We might not need the blunt instrument of knowing that this is a cozy mystery, if we can get much more fine tuned information about the book.
That may, and I emphasize may, encourage people to get books based on other qualities than genre.
Certainly, one reason why my reading has broadened has been free books. If I generally thought I didn’t like one set of conventions in story telling, I probably wouldn’t spend my money on any books in that group. When it’s free, though, the risk is much lower. If ten people you know told you (perhaps through what I call “word of mouse”) that they loved a free book, you could get it…even though you wouldn’t spend a dime on it just because of your preconceived notions about that “type of book”.
Free samples also allow us to experiment.

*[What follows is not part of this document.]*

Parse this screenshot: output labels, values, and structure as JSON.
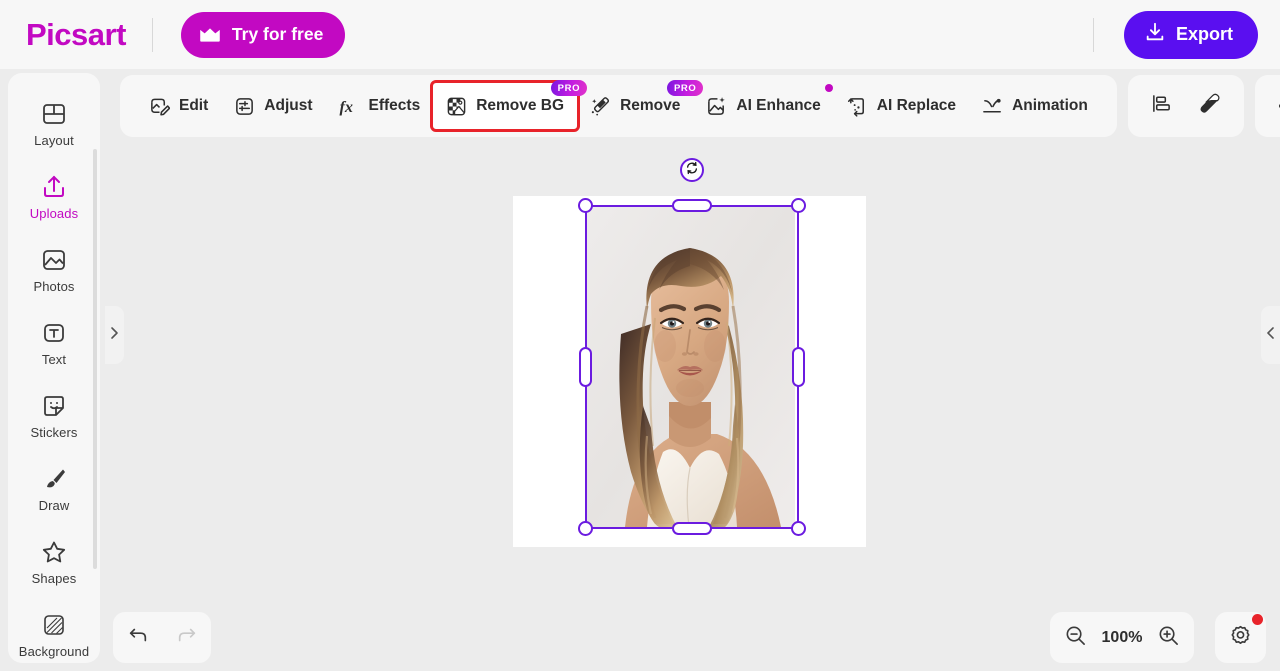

If people begin to make decisions less on a “low risk strategy”, will that also free authors not to follow a formula as much? I think it will. I think we’ll see more books that we can’t define as romance or science fiction or literary fiction. We may also see more that mix fiction and non-fiction.
Another factor is that people can’t see what you are reading. I’m certain that some people didn’t read some paperbooks in public because it would be perhaps defining and potentially embarrassing. Let’s say somebody is projecting as an archetypal “high school jock”. Reading a book that a “brain” would read was a risk, if your friends saw it.
Social media means that a book can be marketed in a very different way than with talk show interviews and print ads (two big ways to sell p-books). If a book is a book is a book, we can select them based on different criteria (like great dialog or intricate character relationships).
Now that I’ve said all that, let me make some arguments why genres will continue.
I like books about time travel. Part of that is that I want to see how this author approaches this topic, which I have already read from several other authors. There gets to be an aggregate experience in reading books of a similar type. You can compare noir to noir. I also think there is some “coasting”. If you’ve read great noir, and then you read a mediocre one, I think you carry part of that great noir experience with you, letting you enjoy the mediocre book more.
People also like familiarity, which explains part of the success of sequels. Just as you might want to read the next book in a series, you might enjoy, say, American Revolution alternate history books. We have a dog who absolutely loves ritual and familiarity. If you do something slightly out of order, our dog doesn’t have that same self-satisfied projection of knowing what would happen. Not that this little terrier doesn’t enjoy novelty (a new toy, for example), but familiarity feels good. :)
There is also a sense of community. We see this very clearly in fandom. If you know that a certain subset of humanity likes the same type of books, you can feel like you are part of that community even when you are reading a book entirely on your own.
So, we’ll see. :) My guess is that genres will survive. I don’t think there will be a process entirely like the one that some hypothesize for the “disappearance” of Neandertals, where Homo sap bred them out of existence. Even though “cross-breeding”, books that mix what are now separate genres, will likely increase considerably, the time that we have to invest in selection will still be valuable, even if money investment becomes less important. I do suspect we will find new means of discovery that aren’t as dependent on grouping like books together…but I don’t think that categorizing will go away.
What do you think? Do you partially define yourself by the genres you read? Do you know you’ll enjoy certain books before you buy them, just because of what they cover? Are you more likely to read a “bad book” in your favorite genre than a great book in another? Feel free to let me and my readers know by commenting on this post.
This post by Bufo Calvin originally appeared in the I Love My Kindle blog.